> **ASSIGNMENT**:
This exercise calls for retyping every line below exactly, with the images omitted.

> **DATA**:

=== Begin Enclosure ===

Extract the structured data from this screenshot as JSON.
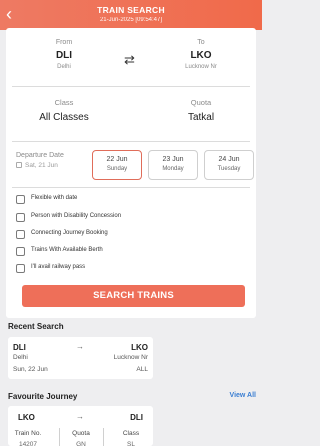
{
  "header": {
    "title": "TRAIN SEARCH",
    "subtitle": "21-Jun-2025 [09:54:47]",
    "bg_color": "#ef6e52"
  },
  "route": {
    "from_label": "From",
    "from_code": "DLI",
    "from_name": "Delhi",
    "to_label": "To",
    "to_code": "LKO",
    "to_name": "Lucknow Nr",
    "swap_icon": "swap-arrows-icon"
  },
  "class_quota": {
    "class_label": "Class",
    "class_value": "All Classes",
    "quota_label": "Quota",
    "quota_value": "Tatkal"
  },
  "departure": {
    "label": "Departure Date",
    "value": "Sat, 21 Jun",
    "dates": [
      {
        "date": "22 Jun",
        "day": "Sunday",
        "selected": true
      },
      {
        "date": "23 Jun",
        "day": "Monday",
        "selected": false
      },
      {
        "date": "24 Jun",
        "day": "Tuesday",
        "selected": false
      }
    ]
  },
  "options": [
    {
      "label": "Flexible with date",
      "checked": false
    },
    {
      "label": "Person with Disability Concession",
      "checked": false
    },
    {
      "label": "Connecting Journey Booking",
      "checked": false
    },
    {
      "label": "Trains With Available Berth",
      "checked": false
    },
    {
      "label": "I'll avail railway pass",
      "checked": false
    }
  ],
  "search_button": "SEARCH TRAINS",
  "recent": {
    "title": "Recent Search",
    "from_code": "DLI",
    "from_name": "Delhi",
    "to_code": "LKO",
    "to_name": "Lucknow Nr",
    "date": "Sun, 22 Jun",
    "class": "ALL",
    "arrow": "→"
  },
  "favourite": {
    "title": "Favourite Journey",
    "view_all": "View All",
    "from_code": "LKO",
    "to_code": "DLI",
    "arrow": "→",
    "train_no_label": "Train No.",
    "train_no": "14207",
    "quota_label": "Quota",
    "quota": "GN",
    "class_label": "Class",
    "class": "SL"
  },
  "colors": {
    "accent": "#ee6f59",
    "link": "#3a7ed2"
  }
}
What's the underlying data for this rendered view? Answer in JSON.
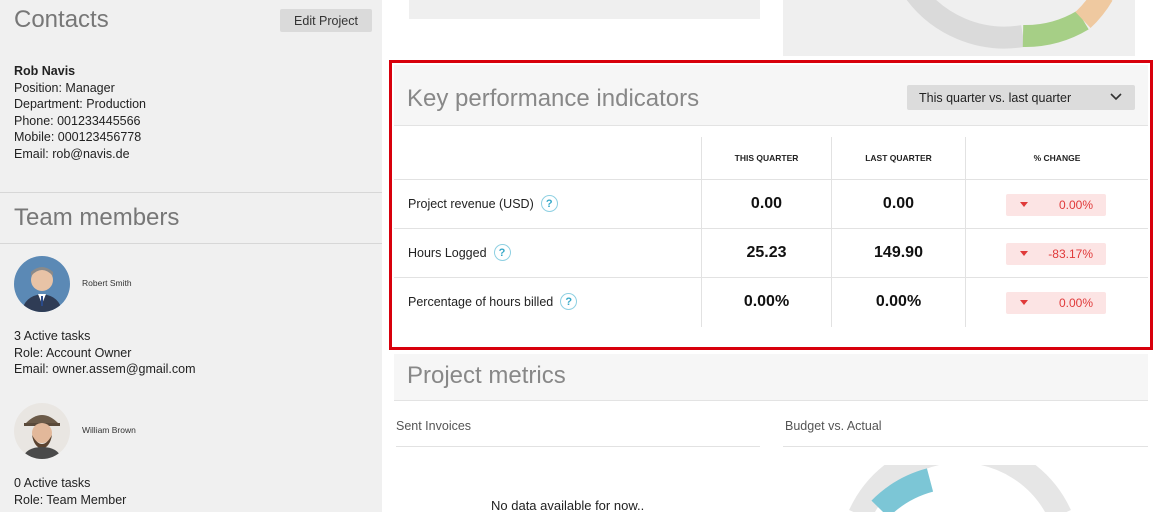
{
  "sidebar": {
    "contacts_title": "Contacts",
    "edit_button": "Edit Project",
    "contact": {
      "name": "Rob Navis",
      "position": "Position: Manager",
      "department": "Department: Production",
      "phone": "Phone: 001233445566",
      "mobile": "Mobile: 000123456778",
      "email": "Email: rob@navis.de"
    },
    "team_title": "Team members",
    "members": [
      {
        "name": "Robert Smith",
        "tasks": "3 Active tasks",
        "role": "Role: Account Owner",
        "email": "Email: owner.assem@gmail.com"
      },
      {
        "name": "William Brown",
        "tasks": "0 Active tasks",
        "role": "Role: Team Member"
      }
    ]
  },
  "kpi": {
    "title": "Key performance indicators",
    "period_select": "This quarter vs. last quarter",
    "columns": [
      "THIS QUARTER",
      "LAST QUARTER",
      "% CHANGE"
    ],
    "rows": [
      {
        "label": "Project revenue (USD)",
        "this": "0.00",
        "last": "0.00",
        "change": "0.00%"
      },
      {
        "label": "Hours Logged",
        "this": "25.23",
        "last": "149.90",
        "change": "-83.17%"
      },
      {
        "label": "Percentage of hours billed",
        "this": "0.00%",
        "last": "0.00%",
        "change": "0.00%"
      }
    ],
    "help_glyph": "?",
    "highlight_color": "#d8000c"
  },
  "metrics": {
    "title": "Project metrics",
    "sent_invoices": "Sent Invoices",
    "budget_vs_actual": "Budget vs. Actual",
    "no_data": "No data available for now.."
  }
}
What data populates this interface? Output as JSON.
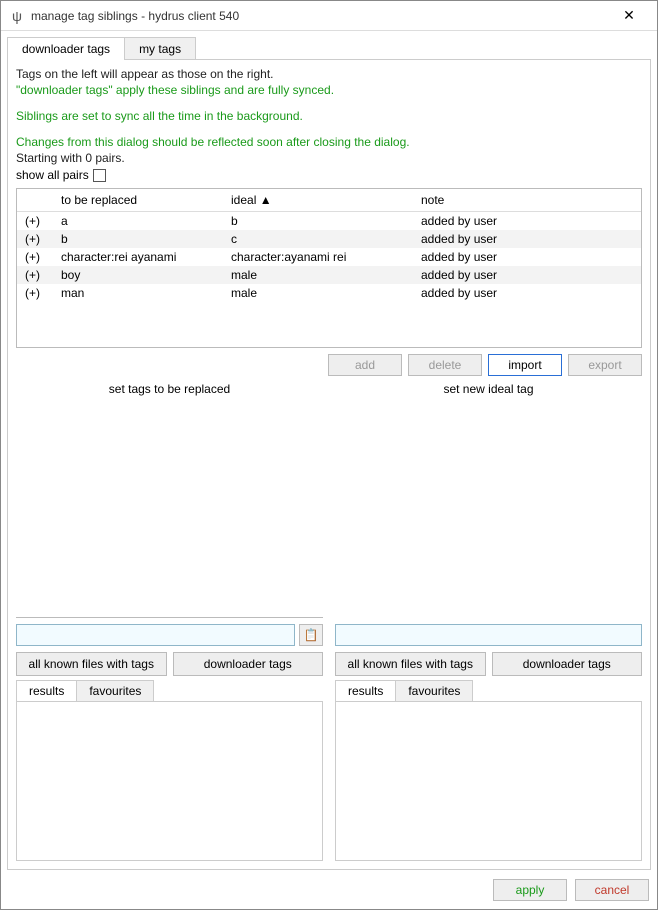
{
  "window": {
    "title": "manage tag siblings - hydrus client 540",
    "icon": "ψ",
    "close": "✕"
  },
  "tabs": [
    {
      "label": "downloader tags",
      "active": true
    },
    {
      "label": "my tags",
      "active": false
    }
  ],
  "info": {
    "line1": "Tags on the left will appear as those on the right.",
    "line2": "\"downloader tags\" apply these siblings and are fully synced.",
    "line3": "Siblings are set to sync all the time in the background.",
    "line4": "Changes from this dialog should be reflected soon after closing the dialog.",
    "line5": "Starting with 0 pairs.",
    "show_all_label": "show all pairs"
  },
  "table": {
    "headers": {
      "sym": "",
      "to_be_replaced": "to be replaced",
      "ideal": "ideal ▲",
      "note": "note"
    },
    "rows": [
      {
        "sym": "(+)",
        "old": "a",
        "ideal": "b",
        "note": "added by user"
      },
      {
        "sym": "(+)",
        "old": "b",
        "ideal": "c",
        "note": "added by user"
      },
      {
        "sym": "(+)",
        "old": "character:rei ayanami",
        "ideal": "character:ayanami rei",
        "note": "added by user"
      },
      {
        "sym": "(+)",
        "old": "boy",
        "ideal": "male",
        "note": "added by user"
      },
      {
        "sym": "(+)",
        "old": "man",
        "ideal": "male",
        "note": "added by user"
      }
    ]
  },
  "buttons": {
    "add": "add",
    "delete": "delete",
    "import": "import",
    "export": "export"
  },
  "panels": {
    "left_header": "set tags to be replaced",
    "right_header": "set new ideal tag",
    "paste_icon": "📋",
    "filter1": "all known files with tags",
    "filter2": "downloader tags",
    "subtab_results": "results",
    "subtab_favourites": "favourites"
  },
  "footer": {
    "apply": "apply",
    "cancel": "cancel"
  }
}
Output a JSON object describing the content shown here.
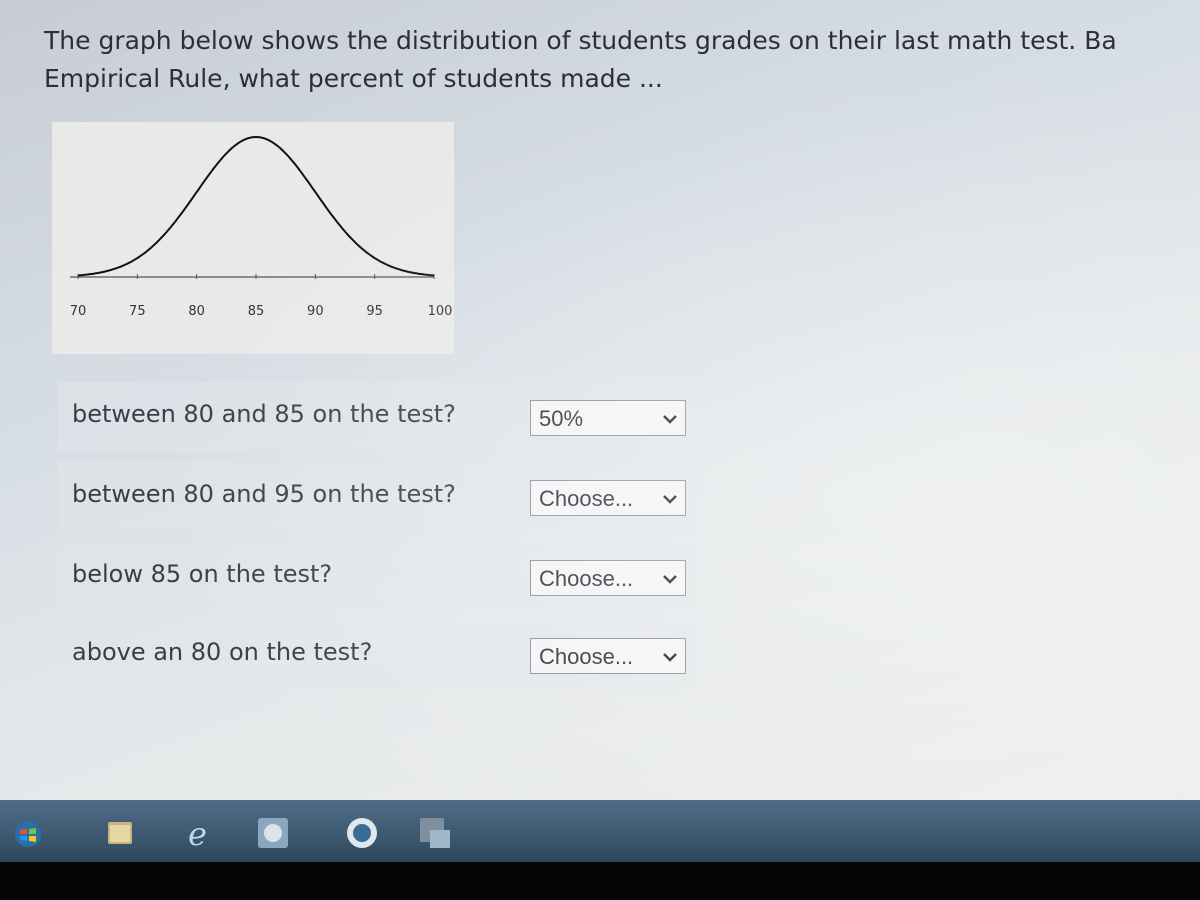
{
  "question": {
    "line1": "The graph below shows the distribution of students grades on their last math test. Ba",
    "line2": "Empirical Rule, what percent of students made ..."
  },
  "chart_data": {
    "type": "line",
    "x_tick_labels": [
      "70",
      "75",
      "80",
      "85",
      "90",
      "95",
      "100"
    ],
    "x_ticks": [
      70,
      75,
      80,
      85,
      90,
      95,
      100
    ],
    "mean": 85,
    "std_dev": 5,
    "xlim": [
      70,
      100
    ]
  },
  "rows": [
    {
      "label": "between 80 and 85 on the test?",
      "selected": "50%"
    },
    {
      "label": "between 80 and 95 on the test?",
      "selected": "Choose..."
    },
    {
      "label": "below 85 on the test?",
      "selected": "Choose..."
    },
    {
      "label": "above an 80 on the test?",
      "selected": "Choose..."
    }
  ],
  "taskbar": {
    "icons": [
      "start-orb-icon",
      "windows-explorer-icon",
      "internet-explorer-icon",
      "notes-app-icon",
      "media-player-icon",
      "language-bar-icon"
    ]
  }
}
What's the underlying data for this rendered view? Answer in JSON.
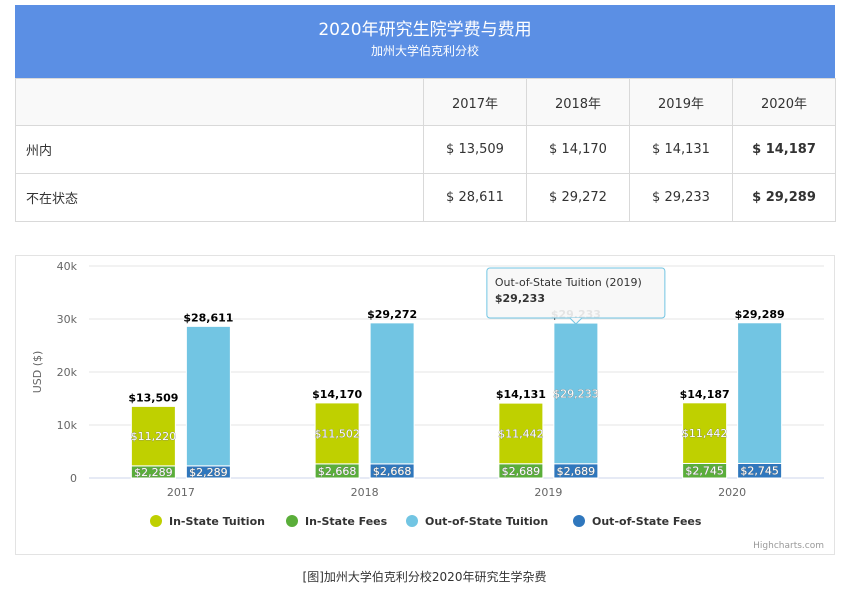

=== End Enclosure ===

> **REPLY**:
Extract the structured data from this screenshot as JSON.
{
  "header": {
    "title": "TRAIN SEARCH",
    "subtitle": "21-Jun-2025 [09:54:47]",
    "bg_color": "#ef6e52"
  },
  "route": {
    "from_label": "From",
    "from_code": "DLI",
    "from_name": "Delhi",
    "to_label": "To",
    "to_code": "LKO",
    "to_name": "Lucknow Nr",
    "swap_icon": "swap-arrows-icon"
  },
  "class_quota": {
    "class_label": "Class",
    "class_value": "All Classes",
    "quota_label": "Quota",
    "quota_value": "Tatkal"
  },
  "departure": {
    "label": "Departure Date",
    "value": "Sat, 21 Jun",
    "dates": [
      {
        "date": "22 Jun",
        "day": "Sunday",
        "selected": true
      },
      {
        "date": "23 Jun",
        "day": "Monday",
        "selected": false
      },
      {
        "date": "24 Jun",
        "day": "Tuesday",
        "selected": false
      }
    ]
  },
  "options": [
    {
      "label": "Flexible with date",
      "checked": false
    },
    {
      "label": "Person with Disability Concession",
      "checked": false
    },
    {
      "label": "Connecting Journey Booking",
      "checked": false
    },
    {
      "label": "Trains With Available Berth",
      "checked": false
    },
    {
      "label": "I'll avail railway pass",
      "checked": false
    }
  ],
  "search_button": "SEARCH TRAINS",
  "recent": {
    "title": "Recent Search",
    "from_code": "DLI",
    "from_name": "Delhi",
    "to_code": "LKO",
    "to_name": "Lucknow Nr",
    "date": "Sun, 22 Jun",
    "class": "ALL",
    "arrow": "→"
  },
  "favourite": {
    "title": "Favourite Journey",
    "view_all": "View All",
    "from_code": "LKO",
    "to_code": "DLI",
    "arrow": "→",
    "train_no_label": "Train No.",
    "train_no": "14207",
    "quota_label": "Quota",
    "quota": "GN",
    "class_label": "Class",
    "class": "SL"
  },
  "colors": {
    "accent": "#ee6f59",
    "link": "#3a7ed2"
  }
}
What's the underlying data for this rendered view? Answer in JSON.
{
  "sidebar": {
    "contacts_title": "Contacts",
    "edit_button": "Edit Project",
    "contact": {
      "name": "Rob Navis",
      "position": "Position: Manager",
      "department": "Department: Production",
      "phone": "Phone: 001233445566",
      "mobile": "Mobile: 000123456778",
      "email": "Email: rob@navis.de"
    },
    "team_title": "Team members",
    "members": [
      {
        "name": "Robert Smith",
        "tasks": "3 Active tasks",
        "role": "Role: Account Owner",
        "email": "Email: owner.assem@gmail.com"
      },
      {
        "name": "William Brown",
        "tasks": "0 Active tasks",
        "role": "Role: Team Member"
      }
    ]
  },
  "kpi": {
    "title": "Key performance indicators",
    "period_select": "This quarter vs. last quarter",
    "columns": [
      "THIS QUARTER",
      "LAST QUARTER",
      "% CHANGE"
    ],
    "rows": [
      {
        "label": "Project revenue (USD)",
        "this": "0.00",
        "last": "0.00",
        "change": "0.00%"
      },
      {
        "label": "Hours Logged",
        "this": "25.23",
        "last": "149.90",
        "change": "-83.17%"
      },
      {
        "label": "Percentage of hours billed",
        "this": "0.00%",
        "last": "0.00%",
        "change": "0.00%"
      }
    ],
    "help_glyph": "?",
    "highlight_color": "#d8000c"
  },
  "metrics": {
    "title": "Project metrics",
    "sent_invoices": "Sent Invoices",
    "budget_vs_actual": "Budget vs. Actual",
    "no_data": "No data available for now.."
  }
}
What data populates this interface? Output as JSON.
{
  "window": {
    "title": "manage tag siblings - hydrus client 540",
    "icon": "ψ",
    "close": "✕"
  },
  "tabs": [
    {
      "label": "downloader tags",
      "active": true
    },
    {
      "label": "my tags",
      "active": false
    }
  ],
  "info": {
    "line1": "Tags on the left will appear as those on the right.",
    "line2": "\"downloader tags\" apply these siblings and are fully synced.",
    "line3": "Siblings are set to sync all the time in the background.",
    "line4": "Changes from this dialog should be reflected soon after closing the dialog.",
    "line5": "Starting with 0 pairs.",
    "show_all_label": "show all pairs"
  },
  "table": {
    "headers": {
      "sym": "",
      "to_be_replaced": "to be replaced",
      "ideal": "ideal ▲",
      "note": "note"
    },
    "rows": [
      {
        "sym": "(+)",
        "old": "a",
        "ideal": "b",
        "note": "added by user"
      },
      {
        "sym": "(+)",
        "old": "b",
        "ideal": "c",
        "note": "added by user"
      },
      {
        "sym": "(+)",
        "old": "character:rei ayanami",
        "ideal": "character:ayanami rei",
        "note": "added by user"
      },
      {
        "sym": "(+)",
        "old": "boy",
        "ideal": "male",
        "note": "added by user"
      },
      {
        "sym": "(+)",
        "old": "man",
        "ideal": "male",
        "note": "added by user"
      }
    ]
  },
  "buttons": {
    "add": "add",
    "delete": "delete",
    "import": "import",
    "export": "export"
  },
  "panels": {
    "left_header": "set tags to be replaced",
    "right_header": "set new ideal tag",
    "paste_icon": "📋",
    "filter1": "all known files with tags",
    "filter2": "downloader tags",
    "subtab_results": "results",
    "subtab_favourites": "favourites"
  },
  "footer": {
    "apply": "apply",
    "cancel": "cancel"
  }
}
Output a JSON object describing the content shown here.
{
  "question": {
    "line1": "The graph below shows the distribution of students grades on their last math test. Ba",
    "line2": "Empirical Rule, what percent of students made ..."
  },
  "chart_data": {
    "type": "line",
    "x_tick_labels": [
      "70",
      "75",
      "80",
      "85",
      "90",
      "95",
      "100"
    ],
    "x_ticks": [
      70,
      75,
      80,
      85,
      90,
      95,
      100
    ],
    "mean": 85,
    "std_dev": 5,
    "xlim": [
      70,
      100
    ]
  },
  "rows": [
    {
      "label": "between 80 and 85 on the test?",
      "selected": "50%"
    },
    {
      "label": "between 80 and 95 on the test?",
      "selected": "Choose..."
    },
    {
      "label": "below 85 on the test?",
      "selected": "Choose..."
    },
    {
      "label": "above an 80 on the test?",
      "selected": "Choose..."
    }
  ],
  "taskbar": {
    "icons": [
      "start-orb-icon",
      "windows-explorer-icon",
      "internet-explorer-icon",
      "notes-app-icon",
      "media-player-icon",
      "language-bar-icon"
    ]
  }
}
What's the underlying data for this rendered view? Answer in JSON.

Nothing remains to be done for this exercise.